Both the Miami Heat, who acquired Chalmers in a draft-night trade, and agent Sam Goldfeder confirmed to The Associated Press that the guard left the program. Neither would divulge the reasons why the former Kansas standout, who hit the overtime-forcing jumper in the Jayhawks' win over Memphis in the national championship game five months ago, was asked to depart early from the resort in southern Westchester County, a short drive north of Manhattan, where the event was taking place.
"I'm in the process of investigating what exactly is going on," Goldfeder said.
The Heat said they also were investigating and declined further comment.
"The players were sent home for violating program rules," NBA spokesman Tim Frank said. "They will be appropriately sanctioned and will have to repeat the program next year."
Arthur, a 6-foot-9 forward who was chosen late in the first round by New Orleans, was traded three times on draft night and signed his rookie contract with Memphis in early July. The Grizzlies acknowledged Arthur "was sent home ... for violating program rules" but declined to give details.
"He will be sanctioned at a later date, and he will have to repeat the program next year," team spokesman Dustin Krugel said.
In addition to returning to the symposium in 2009, the former Jayhawks both may be facing a fine and suspension from the NBA.
Chalmers left Miami on Monday to begin the program, a four-day event which is required of all newcomers entering the league and focuses on issues such as life skills, handling finances, the importance of character and image, the difference between NBA and NCAA game rules, legal matters and dealing with media.
Chalmers is expected to compete for the starting point guard spot with the Heat when training camp begins later this month. He was drafted early in the second round by Minnesota and quickly traded to the Heat, who raved about his play in the Orlando summer league and signed him to a two-year deal.

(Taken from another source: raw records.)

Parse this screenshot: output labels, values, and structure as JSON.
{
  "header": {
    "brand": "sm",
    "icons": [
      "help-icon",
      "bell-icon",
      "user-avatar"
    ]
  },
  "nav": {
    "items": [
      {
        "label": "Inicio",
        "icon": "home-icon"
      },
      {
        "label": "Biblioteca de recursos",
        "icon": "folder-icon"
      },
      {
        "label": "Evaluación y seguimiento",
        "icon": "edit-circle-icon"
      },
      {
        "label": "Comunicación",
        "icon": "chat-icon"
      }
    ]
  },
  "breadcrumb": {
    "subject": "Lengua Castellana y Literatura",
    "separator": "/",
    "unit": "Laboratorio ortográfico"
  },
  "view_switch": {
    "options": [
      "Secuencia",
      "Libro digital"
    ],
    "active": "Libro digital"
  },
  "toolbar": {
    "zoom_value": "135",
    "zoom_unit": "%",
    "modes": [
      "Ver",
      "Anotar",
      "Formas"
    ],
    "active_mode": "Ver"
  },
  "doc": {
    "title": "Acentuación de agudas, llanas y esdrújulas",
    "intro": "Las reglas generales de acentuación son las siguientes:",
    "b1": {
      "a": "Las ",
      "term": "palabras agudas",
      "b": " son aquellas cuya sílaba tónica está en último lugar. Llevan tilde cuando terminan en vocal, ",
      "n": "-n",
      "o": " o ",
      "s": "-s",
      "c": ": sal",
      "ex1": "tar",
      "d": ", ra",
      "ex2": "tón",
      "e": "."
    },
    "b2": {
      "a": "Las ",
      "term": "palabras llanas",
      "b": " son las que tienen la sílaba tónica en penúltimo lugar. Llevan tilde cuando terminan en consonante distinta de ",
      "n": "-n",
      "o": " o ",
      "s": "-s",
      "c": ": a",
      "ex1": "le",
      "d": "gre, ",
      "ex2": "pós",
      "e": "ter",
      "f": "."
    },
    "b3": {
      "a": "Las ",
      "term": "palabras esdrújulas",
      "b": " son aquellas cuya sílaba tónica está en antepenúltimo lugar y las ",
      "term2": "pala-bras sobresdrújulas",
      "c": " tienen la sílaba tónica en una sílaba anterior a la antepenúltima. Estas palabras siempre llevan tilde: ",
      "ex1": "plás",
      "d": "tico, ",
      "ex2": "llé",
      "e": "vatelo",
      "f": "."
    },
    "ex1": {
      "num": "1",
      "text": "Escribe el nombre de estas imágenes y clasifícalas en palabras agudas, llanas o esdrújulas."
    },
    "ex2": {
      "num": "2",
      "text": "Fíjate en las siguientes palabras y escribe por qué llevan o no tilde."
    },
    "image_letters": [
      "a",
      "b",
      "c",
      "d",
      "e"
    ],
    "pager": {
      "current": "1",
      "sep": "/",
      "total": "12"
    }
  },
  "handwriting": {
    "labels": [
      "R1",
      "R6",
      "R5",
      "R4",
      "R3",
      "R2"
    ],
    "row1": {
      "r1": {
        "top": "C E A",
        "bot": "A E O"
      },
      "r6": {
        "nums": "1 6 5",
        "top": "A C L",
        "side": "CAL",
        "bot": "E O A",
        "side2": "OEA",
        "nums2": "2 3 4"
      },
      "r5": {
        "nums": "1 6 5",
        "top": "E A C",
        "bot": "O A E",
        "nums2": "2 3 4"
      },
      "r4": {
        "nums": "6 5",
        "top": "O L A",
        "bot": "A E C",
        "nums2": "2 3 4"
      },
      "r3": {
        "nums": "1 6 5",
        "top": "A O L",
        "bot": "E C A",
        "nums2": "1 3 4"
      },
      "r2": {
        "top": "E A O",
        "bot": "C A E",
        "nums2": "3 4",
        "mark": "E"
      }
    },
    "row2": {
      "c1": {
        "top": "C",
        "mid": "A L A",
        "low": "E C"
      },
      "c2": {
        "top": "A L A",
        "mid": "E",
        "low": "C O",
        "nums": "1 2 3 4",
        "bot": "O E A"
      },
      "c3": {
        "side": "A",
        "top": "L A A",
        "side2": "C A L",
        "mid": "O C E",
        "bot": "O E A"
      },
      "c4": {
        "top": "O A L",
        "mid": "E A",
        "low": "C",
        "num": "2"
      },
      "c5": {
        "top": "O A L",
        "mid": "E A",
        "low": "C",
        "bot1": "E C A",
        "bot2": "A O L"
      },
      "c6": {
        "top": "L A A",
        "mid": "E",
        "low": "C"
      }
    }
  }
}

"We really don't know all the facts yet, and I certainly would never comment publicly on any personal matter concerning any player I have ever coached," Kansas coach Bill Self said. "Beyond that, I can say that both Mario and Darrell were great to coach. They played a huge role in our success the past few years, in large part due to their unselfishness and the sacrifices they made for our program."